It's like V V Vinayak met Rajkumar Hirani and they just couldn't understand each other. Well, there is the hurdle that Hirani doesn't speak Telugu, but the other major issue is that Vinayak doesn't speak Hirani.
Dwaraka is, in spirit, Munnabhai MBBS
(gold hearted anti-hero) in a PK
setting (fake godmen). Petty thief Erra Srinu (Vijay Devarakonda) gets mistaken for a godman and soon has a thriving business as Swami Krishnananda atop an apartment complex called Dwaraka. There is, of course, a girl involved. Srinu is in love with Vasudha (Pooja Jhaveri), and he keeps up the Swami pretense to establish contact with her. Trying to take advantage of his manufactured godliness are a criminal lawyer (Prabhakar) and a minister (Raghubabu) who set up a trust to siphon out the money being presented to the Swami.
Where it goes Munnabhai-ish is with the anti-hero turning out to be an actual hero doing good to people and touching hearts. Right down to the scene where he experiences distressing disillusionment realising that his pretense of powers (medical there, spiritual here) can't save a life.
It's actually a cool idea. Religion is often a messy terrain, and it doesn't hurt to write a script where the messy parts of religion end up in achieving human upliftment anyway. Dwaraka certainly manages to be that script, but it fails to be that film.
This is where we get to the V V Vinayak part of the bridge - the execution. Director Srinivas Ravindra isn't incompetent. But basic competence is no good for a script like that of Dwaraka. It works for a masala potboiler where you have enough and more references. You can exactly tell the cinematographer what kind of a WHOOOSH you want. You can get the re-recording to produce the exact kind of WHHOOOAH you want. The action choreographer will gladly flaunt new ways to defy physics, and the art director's already taking notes from Shankar's last few song sets. Garnish with an item number and two spoofs, and remember to serve your potboiler hot. Bon appetit!
Dwaraka needed something else, though. It needed a storyteller who can make you sensitize with the febrile religiosity of the common citizen. You need to feel the power of faith, the draw of love, the pangs of guilt, and joy of human kindness. With Dwaraka, you largely feel bored.
It doesn't help that the actors work in monotones. Vijay Devarakonda is picking great scripts but that doesn't automatically make him a great actor. He is way out of his depth in a film which called for some actual meditating on motivations. His speech has a slur of inebriation which works very well for a lout without responsibility (like the one he played in Pellichoopulu
), but you really need such things as diction and gravity for a role where you're struggling with guilt and inspiration.

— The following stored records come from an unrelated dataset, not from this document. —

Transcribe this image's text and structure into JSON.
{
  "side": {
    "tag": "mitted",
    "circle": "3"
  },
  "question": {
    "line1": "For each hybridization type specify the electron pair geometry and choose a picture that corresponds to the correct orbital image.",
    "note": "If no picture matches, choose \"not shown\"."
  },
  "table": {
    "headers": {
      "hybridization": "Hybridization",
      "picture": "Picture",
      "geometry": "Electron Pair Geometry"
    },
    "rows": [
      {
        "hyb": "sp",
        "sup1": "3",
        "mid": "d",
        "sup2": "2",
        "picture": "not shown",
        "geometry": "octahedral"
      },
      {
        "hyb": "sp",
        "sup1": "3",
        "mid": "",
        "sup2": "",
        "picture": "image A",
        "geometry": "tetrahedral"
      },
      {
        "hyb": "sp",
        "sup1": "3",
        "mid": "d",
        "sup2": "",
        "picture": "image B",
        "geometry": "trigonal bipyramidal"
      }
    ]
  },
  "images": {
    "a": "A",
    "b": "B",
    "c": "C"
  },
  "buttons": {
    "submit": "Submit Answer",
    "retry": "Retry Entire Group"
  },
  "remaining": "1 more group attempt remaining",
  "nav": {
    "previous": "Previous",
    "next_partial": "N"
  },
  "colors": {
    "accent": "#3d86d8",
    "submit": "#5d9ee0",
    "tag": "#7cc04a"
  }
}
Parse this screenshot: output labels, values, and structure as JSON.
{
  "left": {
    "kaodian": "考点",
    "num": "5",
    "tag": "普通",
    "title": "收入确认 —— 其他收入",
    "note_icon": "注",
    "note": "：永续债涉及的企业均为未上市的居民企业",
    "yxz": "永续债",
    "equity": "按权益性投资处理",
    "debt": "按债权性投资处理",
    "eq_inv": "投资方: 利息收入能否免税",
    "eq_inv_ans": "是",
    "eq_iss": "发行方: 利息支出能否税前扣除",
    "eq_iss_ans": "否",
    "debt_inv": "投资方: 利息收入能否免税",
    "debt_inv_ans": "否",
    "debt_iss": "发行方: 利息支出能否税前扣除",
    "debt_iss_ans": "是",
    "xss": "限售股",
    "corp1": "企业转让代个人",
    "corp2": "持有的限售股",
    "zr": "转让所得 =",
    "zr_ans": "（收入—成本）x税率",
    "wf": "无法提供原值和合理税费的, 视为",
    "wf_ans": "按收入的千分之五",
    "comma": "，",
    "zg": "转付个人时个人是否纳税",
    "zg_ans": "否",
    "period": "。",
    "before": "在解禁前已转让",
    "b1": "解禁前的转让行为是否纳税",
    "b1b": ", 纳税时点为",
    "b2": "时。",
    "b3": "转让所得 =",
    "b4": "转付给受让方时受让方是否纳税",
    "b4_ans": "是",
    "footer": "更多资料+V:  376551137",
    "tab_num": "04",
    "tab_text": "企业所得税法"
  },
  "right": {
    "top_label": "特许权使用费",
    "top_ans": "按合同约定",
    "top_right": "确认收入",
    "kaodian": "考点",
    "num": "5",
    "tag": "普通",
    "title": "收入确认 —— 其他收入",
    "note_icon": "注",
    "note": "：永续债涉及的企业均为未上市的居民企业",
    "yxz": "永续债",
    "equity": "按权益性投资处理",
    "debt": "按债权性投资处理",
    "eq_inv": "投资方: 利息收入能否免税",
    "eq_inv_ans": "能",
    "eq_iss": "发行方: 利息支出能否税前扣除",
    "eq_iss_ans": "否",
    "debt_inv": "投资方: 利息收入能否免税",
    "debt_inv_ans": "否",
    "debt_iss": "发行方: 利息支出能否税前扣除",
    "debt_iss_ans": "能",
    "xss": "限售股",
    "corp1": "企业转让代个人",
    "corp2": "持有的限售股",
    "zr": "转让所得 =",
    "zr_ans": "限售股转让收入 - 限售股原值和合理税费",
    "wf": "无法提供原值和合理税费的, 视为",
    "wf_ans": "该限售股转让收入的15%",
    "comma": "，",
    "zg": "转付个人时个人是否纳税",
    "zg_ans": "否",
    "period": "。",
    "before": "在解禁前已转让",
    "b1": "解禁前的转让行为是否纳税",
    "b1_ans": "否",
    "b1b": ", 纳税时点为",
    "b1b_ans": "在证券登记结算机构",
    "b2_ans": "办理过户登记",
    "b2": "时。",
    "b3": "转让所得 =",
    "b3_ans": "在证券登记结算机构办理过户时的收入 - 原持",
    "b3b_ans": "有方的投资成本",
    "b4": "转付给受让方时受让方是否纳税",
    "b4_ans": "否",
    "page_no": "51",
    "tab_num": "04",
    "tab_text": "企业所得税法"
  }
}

Considering there are really few actors who speak the Telangana dialect naturally, Devarakonda's improvement in speech can truly expand the cultural soundscape in our films.
And Pooja Jhaveri looks like a sprightly confident girl who'd be cool to hang out with. There's this irreverent look she gives which is rather attractive. The problem with it, though, is she has the same look practically throughout the film. You have to serve a godman you don't like? Irreverent confident look. You discover your godman is fake? Irreverent confident look. You begin liking the fellow? Irreverent confident look. This chap you like is likely to die? Yeah, you guessed it.
So what you have left are a great storyline, some good songs (Sai Kartik delivers a lovely "Bhajare Nandagopala Hare" with Chitra), a few intermittent jokes, and a solid supporting cast trying to make them work (Prudhvi is truly a star). That might still be a decent couple of hours if you don't bore easily.